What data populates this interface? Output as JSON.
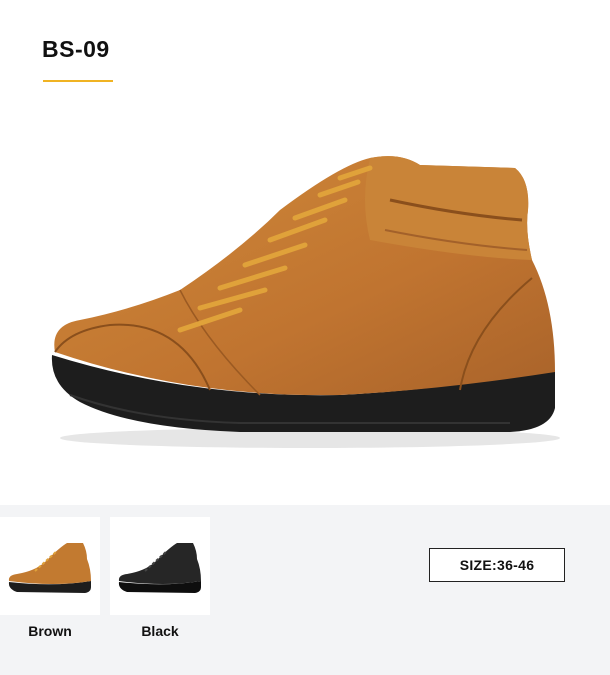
{
  "product": {
    "model": "BS-09",
    "accent_color": "#f0b323"
  },
  "variants": [
    {
      "label": "Brown",
      "color": "#c27a30"
    },
    {
      "label": "Black",
      "color": "#1c1c1c"
    }
  ],
  "size": {
    "label": "SIZE:36-46"
  }
}
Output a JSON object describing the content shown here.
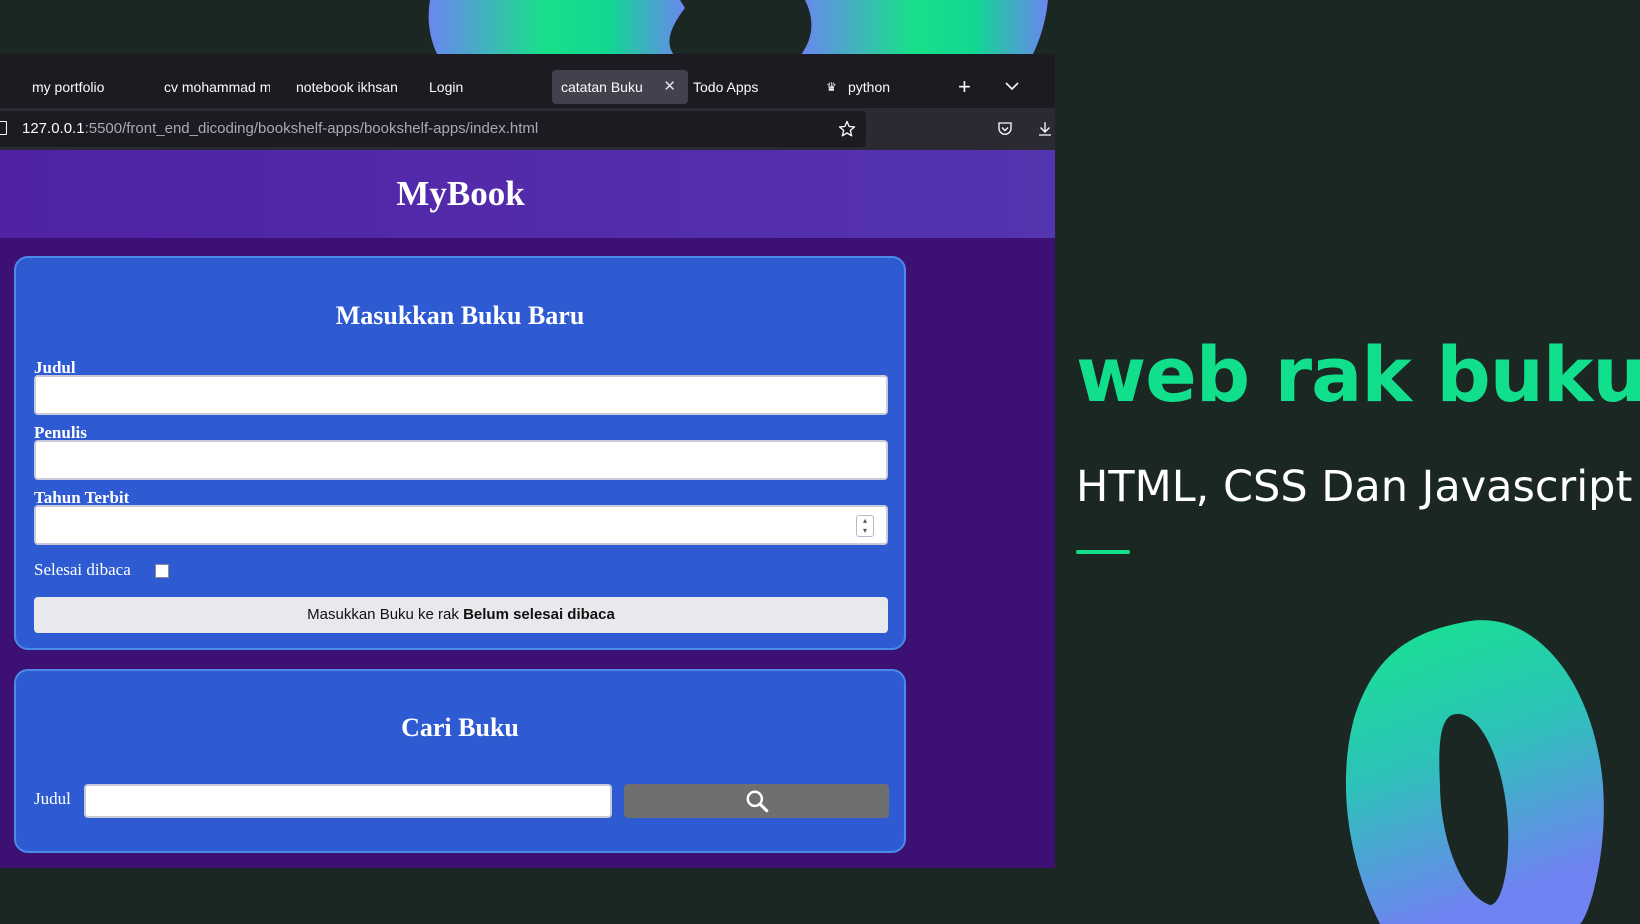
{
  "tabs": [
    {
      "label": "my portfolio"
    },
    {
      "label": "cv mohammad m"
    },
    {
      "label": "notebook ikhsan"
    },
    {
      "label": "Login"
    },
    {
      "label": "catatan Buku",
      "active": true
    },
    {
      "label": "Todo Apps"
    },
    {
      "label": "python"
    }
  ],
  "url": {
    "host": "127.0.0.1",
    "path": ":5500/front_end_dicoding/bookshelf-apps/bookshelf-apps/index.html"
  },
  "app": {
    "title": "MyBook"
  },
  "form": {
    "heading": "Masukkan Buku Baru",
    "title_label": "Judul",
    "author_label": "Penulis",
    "year_label": "Tahun Terbit",
    "finished_label": "Selesai dibaca",
    "submit_prefix": "Masukkan Buku ke rak",
    "submit_bold": "Belum selesai dibaca"
  },
  "search": {
    "heading": "Cari Buku",
    "label": "Judul"
  },
  "hero": {
    "title": "web rak buku",
    "subtitle": "HTML, CSS Dan Javascript"
  },
  "colors": {
    "background": "#1b2723",
    "accent": "#12df8c",
    "page_bg": "#3d1074",
    "header_bg": "#5534b0",
    "card_bg": "#2e5bd2"
  },
  "icons": [
    "plus-icon",
    "chevron-down-icon",
    "page-icon",
    "star-icon",
    "pocket-icon",
    "download-icon",
    "search-icon",
    "crown-icon",
    "close-icon"
  ]
}
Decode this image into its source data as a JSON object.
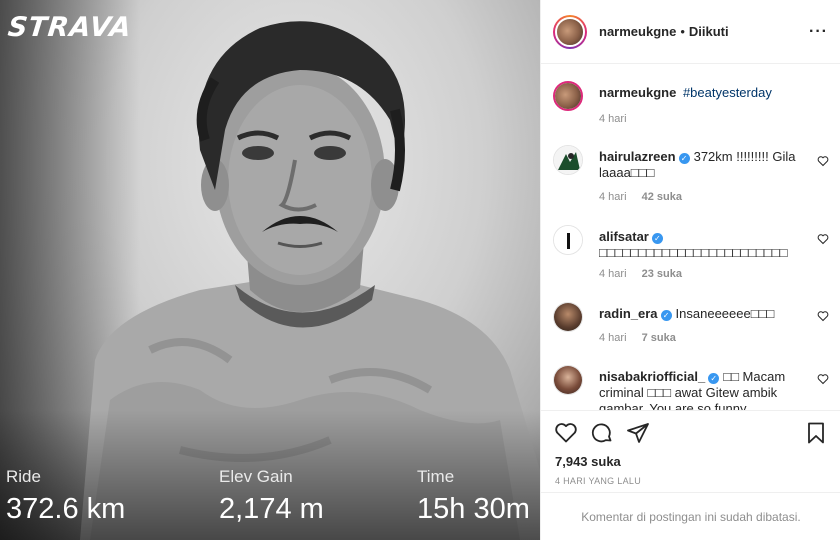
{
  "photo": {
    "logo": "STRAVA",
    "stats": [
      {
        "label": "Ride",
        "value": "372.6 km"
      },
      {
        "label": "Elev Gain",
        "value": "2,174 m"
      },
      {
        "label": "Time",
        "value": "15h 30m"
      }
    ]
  },
  "header": {
    "username": "narmeukgne",
    "separator": "•",
    "follow_status": "Diikuti",
    "more_icon": "ellipsis-icon"
  },
  "caption": {
    "username": "narmeukgne",
    "text": "#beatyesterday",
    "time": "4 hari"
  },
  "comments": [
    {
      "username": "hairulazreen",
      "verified": true,
      "text": "372km !!!!!!!!! Gila laaaa□□□",
      "time": "4 hari",
      "likes": "42 suka"
    },
    {
      "username": "alifsatar",
      "verified": true,
      "text": "□□□□□□□□□□□□□□□□□□□□□□□□",
      "time": "4 hari",
      "likes": "23 suka"
    },
    {
      "username": "radin_era",
      "verified": true,
      "text": "Insaneeeeee□□□",
      "time": "4 hari",
      "likes": "7 suka"
    },
    {
      "username": "nisabakriofficial_",
      "verified": true,
      "text": "□□ Macam criminal □□□ awat Gitew ambik gambar. You are so funny",
      "time": "",
      "likes": ""
    }
  ],
  "actions": {
    "likes_count": "7,943 suka",
    "time_ago": "4 HARI YANG LALU",
    "comments_disabled": "Komentar di postingan ini sudah dibatasi."
  },
  "colors": {
    "link": "#003569",
    "verified": "#3897f0",
    "muted": "#8e8e8e",
    "text": "#262626"
  }
}
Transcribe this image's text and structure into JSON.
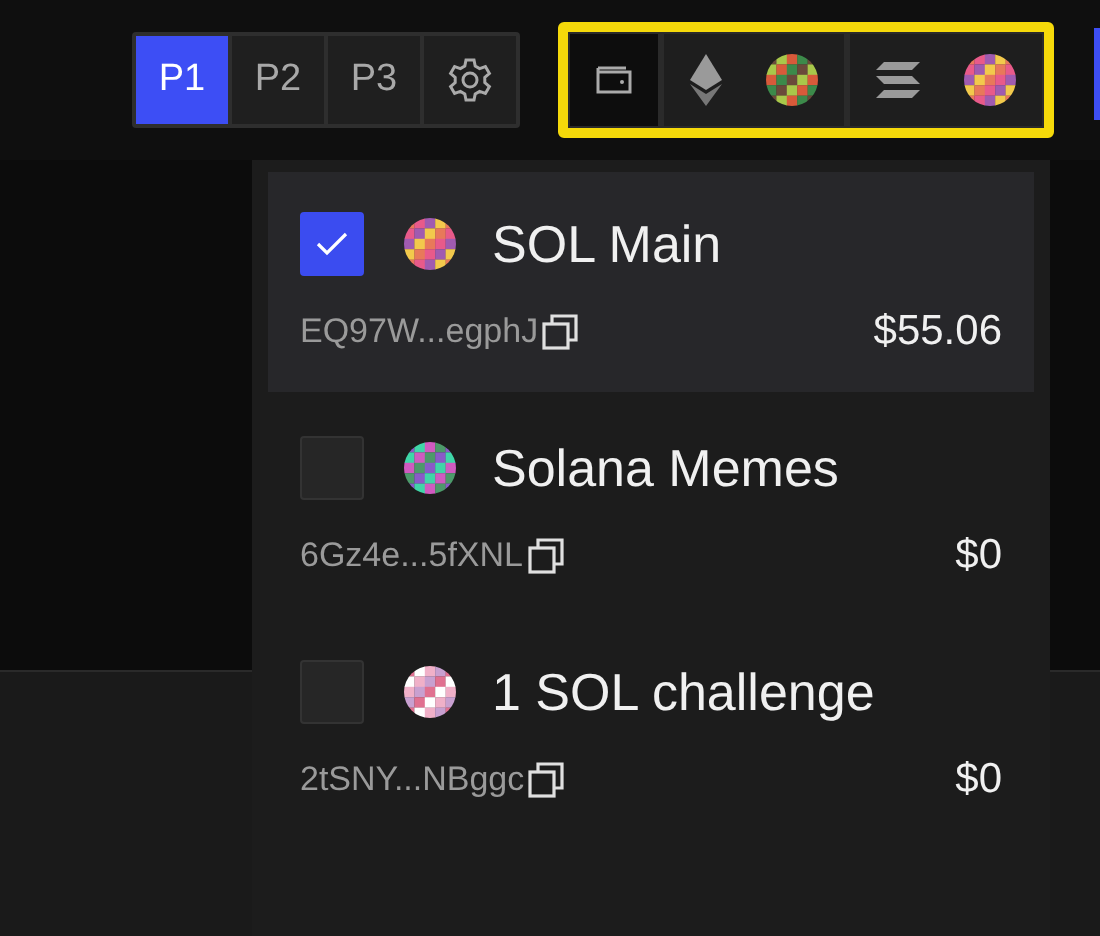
{
  "tabs": [
    {
      "label": "P1",
      "selected": true
    },
    {
      "label": "P2",
      "selected": false
    },
    {
      "label": "P3",
      "selected": false
    }
  ],
  "chains": [
    {
      "kind": "wallet",
      "selected": true
    },
    {
      "kind": "ethereum",
      "selected": false
    },
    {
      "kind": "solana",
      "selected": false
    }
  ],
  "wallets": [
    {
      "name": "SOL Main",
      "address": "EQ97W...egphJ",
      "balance": "$55.06",
      "checked": true,
      "selected": true
    },
    {
      "name": "Solana Memes",
      "address": "6Gz4e...5fXNL",
      "balance": "$0",
      "checked": false,
      "selected": false
    },
    {
      "name": "1 SOL challenge",
      "address": "2tSNY...NBggc",
      "balance": "$0",
      "checked": false,
      "selected": false
    }
  ]
}
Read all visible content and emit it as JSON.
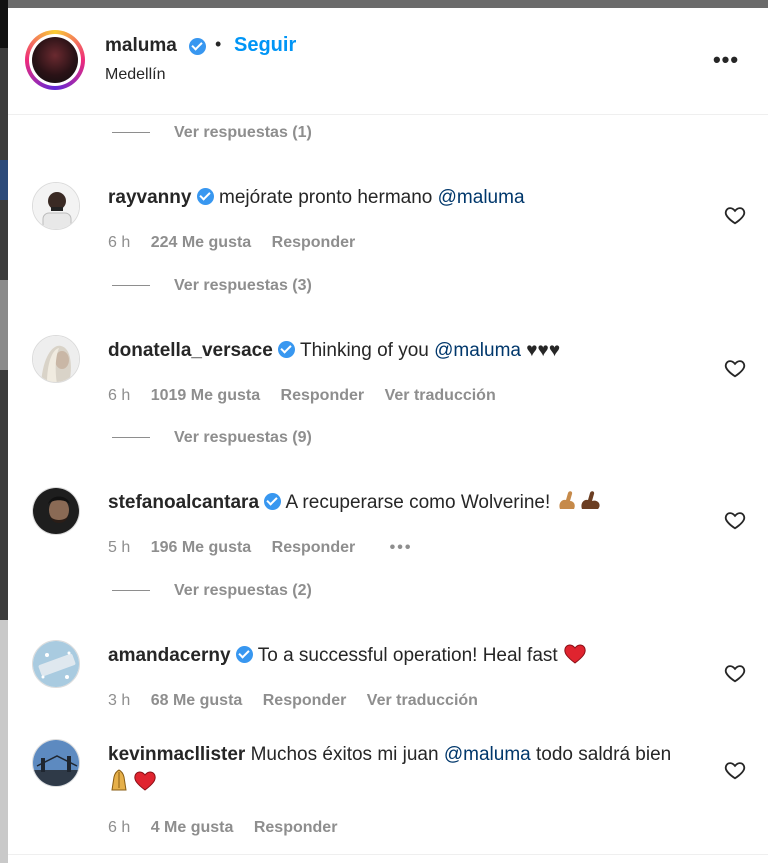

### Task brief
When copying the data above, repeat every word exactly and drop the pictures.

### Response
What data populates this interface? Output as JSON.
{
  "product": {
    "model": "BS-09",
    "accent_color": "#f0b323"
  },
  "variants": [
    {
      "label": "Brown",
      "color": "#c27a30"
    },
    {
      "label": "Black",
      "color": "#1c1c1c"
    }
  ],
  "size": {
    "label": "SIZE:36-46"
  }
}
Output a JSON object describing the content shown here.
{
  "tabs": [
    {
      "label": "my portfolio"
    },
    {
      "label": "cv mohammad m"
    },
    {
      "label": "notebook ikhsan"
    },
    {
      "label": "Login"
    },
    {
      "label": "catatan Buku",
      "active": true
    },
    {
      "label": "Todo Apps"
    },
    {
      "label": "python"
    }
  ],
  "url": {
    "host": "127.0.0.1",
    "path": ":5500/front_end_dicoding/bookshelf-apps/bookshelf-apps/index.html"
  },
  "app": {
    "title": "MyBook"
  },
  "form": {
    "heading": "Masukkan Buku Baru",
    "title_label": "Judul",
    "author_label": "Penulis",
    "year_label": "Tahun Terbit",
    "finished_label": "Selesai dibaca",
    "submit_prefix": "Masukkan Buku ke rak",
    "submit_bold": "Belum selesai dibaca"
  },
  "search": {
    "heading": "Cari Buku",
    "label": "Judul"
  },
  "hero": {
    "title": "web rak buku",
    "subtitle": "HTML, CSS Dan Javascript"
  },
  "colors": {
    "background": "#1b2723",
    "accent": "#12df8c",
    "page_bg": "#3d1074",
    "header_bg": "#5534b0",
    "card_bg": "#2e5bd2"
  },
  "icons": [
    "plus-icon",
    "chevron-down-icon",
    "page-icon",
    "star-icon",
    "pocket-icon",
    "download-icon",
    "search-icon",
    "crown-icon",
    "close-icon"
  ]
}
Decode this image into its source data as a JSON object.
{
  "photo": {
    "logo": "STRAVA",
    "stats": [
      {
        "label": "Ride",
        "value": "372.6 km"
      },
      {
        "label": "Elev Gain",
        "value": "2,174 m"
      },
      {
        "label": "Time",
        "value": "15h 30m"
      }
    ]
  },
  "header": {
    "username": "narmeukgne",
    "separator": "•",
    "follow_status": "Diikuti",
    "more_icon": "ellipsis-icon"
  },
  "caption": {
    "username": "narmeukgne",
    "text": "#beatyesterday",
    "time": "4 hari"
  },
  "comments": [
    {
      "username": "hairulazreen",
      "verified": true,
      "text": "372km !!!!!!!!! Gila laaaa□□□",
      "time": "4 hari",
      "likes": "42 suka"
    },
    {
      "username": "alifsatar",
      "verified": true,
      "text": "□□□□□□□□□□□□□□□□□□□□□□□□",
      "time": "4 hari",
      "likes": "23 suka"
    },
    {
      "username": "radin_era",
      "verified": true,
      "text": "Insaneeeeee□□□",
      "time": "4 hari",
      "likes": "7 suka"
    },
    {
      "username": "nisabakriofficial_",
      "verified": true,
      "text": "□□ Macam criminal □□□ awat Gitew ambik gambar. You are so funny",
      "time": "",
      "likes": ""
    }
  ],
  "actions": {
    "likes_count": "7,943 suka",
    "time_ago": "4 HARI YANG LALU",
    "comments_disabled": "Komentar di postingan ini sudah dibatasi."
  },
  "colors": {
    "link": "#003569",
    "verified": "#3897f0",
    "muted": "#8e8e8e",
    "text": "#262626"
  }
}
Transcribe this image's text and structure into JSON.
{
  "tabs": [
    {
      "label": "P1",
      "selected": true
    },
    {
      "label": "P2",
      "selected": false
    },
    {
      "label": "P3",
      "selected": false
    }
  ],
  "chains": [
    {
      "kind": "wallet",
      "selected": true
    },
    {
      "kind": "ethereum",
      "selected": false
    },
    {
      "kind": "solana",
      "selected": false
    }
  ],
  "wallets": [
    {
      "name": "SOL Main",
      "address": "EQ97W...egphJ",
      "balance": "$55.06",
      "checked": true,
      "selected": true
    },
    {
      "name": "Solana Memes",
      "address": "6Gz4e...5fXNL",
      "balance": "$0",
      "checked": false,
      "selected": false
    },
    {
      "name": "1 SOL challenge",
      "address": "2tSNY...NBggc",
      "balance": "$0",
      "checked": false,
      "selected": false
    }
  ]
}
Read all visible content and emit it as JSON.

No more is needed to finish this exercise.